Tolkien saw himself as the inheritor of an English racial memory of Faery. In his earliest legends (now published as Lost Tales) England had indeed been a part of Faery - with a place to place mapping between mythic and modern places, and England was especially favoured for this reason. Tolkien regarded this inherited memory as coming down his mother's side of the family, and therefore centred in Warwickshire (Mercia).

And Tolkien had less strong but similarly mystical feelings about Oxford as he did about the nearby West Midlands of England, and of course he spent most of his working life at the University, and this was where most of his friends lived. But mostly, for Tolkien, Oxford had a special role in scholarship related to Faery. And from a practical point of view, Oxford in the early and mid-twentieth century was the perfect place from which knowledge of Faery might have been disseminated throughout the rest of England.

So, my guess is that the NCP novel would have described the Inkling's-like Notion Club in Oxford as having first established a psychic link with Faery - with visionary material glimpsed during dreams, then having recovered extensive documentary evidence from Faery, and brought it back to Oxford for secret safe-keeping, translation and dissemination. The benefits of this mythic, faery knowledge would then enhance first the Notion Club members, then the rest of the University, with elven craft, depth, wisdom and mystery. A special quality in the work of the Notion Club, and Oxford, would have been recognized by the English (who were genetically predisposed to appreciate it) and the effects and benefits would have been spread throughout England by means of Oxford's role in educating the administrators and teachers of the rest of England.

So, in order to re-establish contact between Middle Earth and Faery there would need to be efforts form both sides: both a push and a pull. On the one hand there was a push from the members of the Notion Club, who sensed the shallowness and literalness of their world, the damage of materialism, and the ugliness of industrialization (e.g. Ramer's horrible dream of Oxford through the ages) - and sought to enrich life by contact with Faery. And on the other hand there was a pull from the inhabitants of Faery.

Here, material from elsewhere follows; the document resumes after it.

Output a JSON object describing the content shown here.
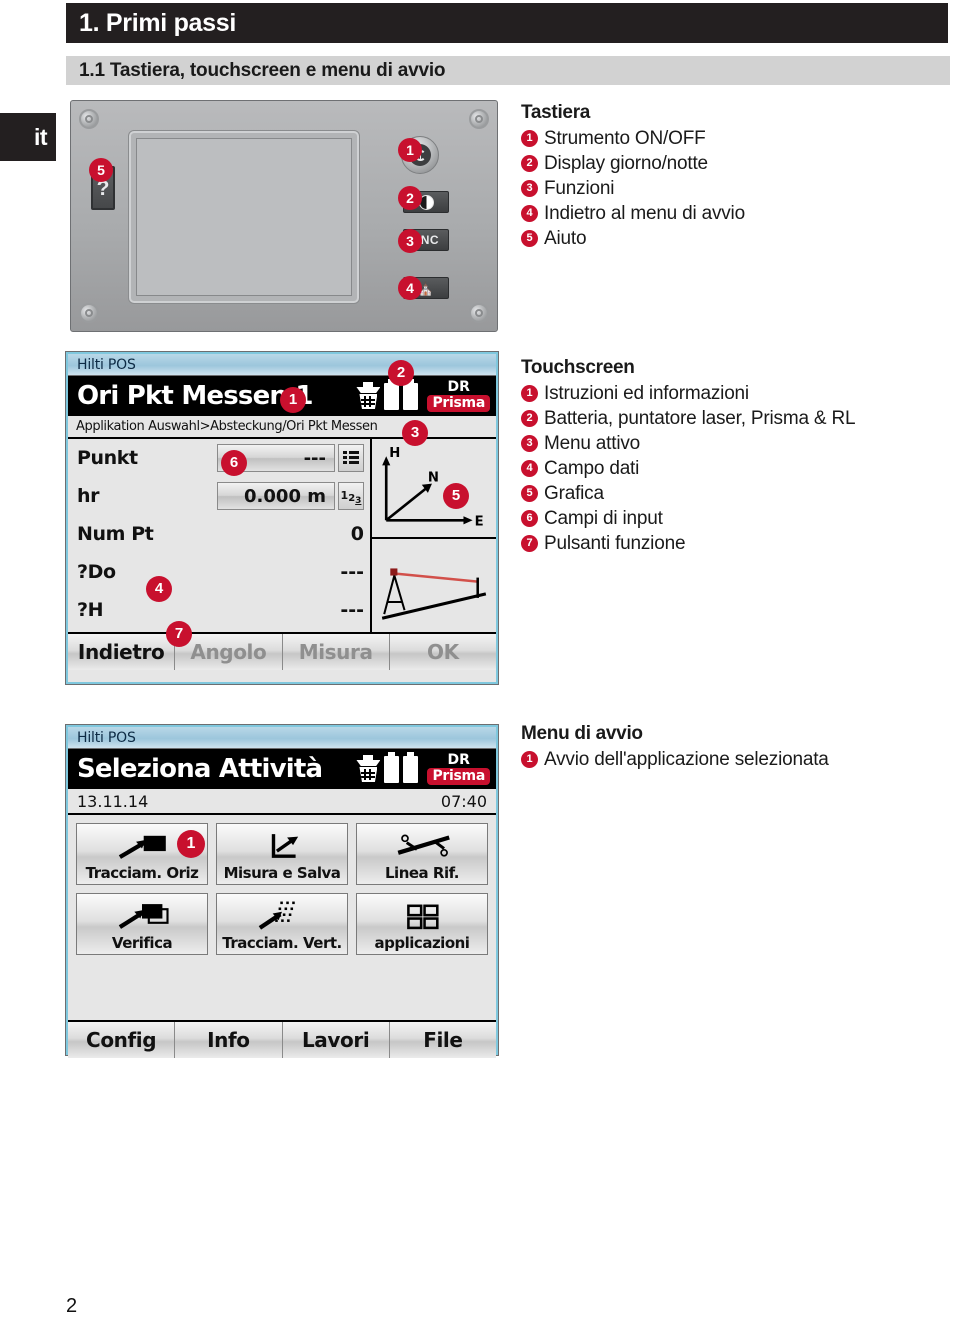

The elves were assumed to have benign intentions towards humans and seek to help them.

Especially the inhabitants of Faery wish to help Men to adopt an attitude of love towards nature; to become 'elvishly' capable of disinterested craft, art, science and scholarship as things to be loved for their own sakes, rather than as a means to another end.

In sum - the The Notion Club Papers would (I imagine) describe how the post-medieval process of 'myth turning into history' would be reversed; and first the Notion Club, then Oxford, then England, then maybe eventually the World - might again connected with Faery, and re-enchanted by elvish wisdom and suffused with an elvish perspective.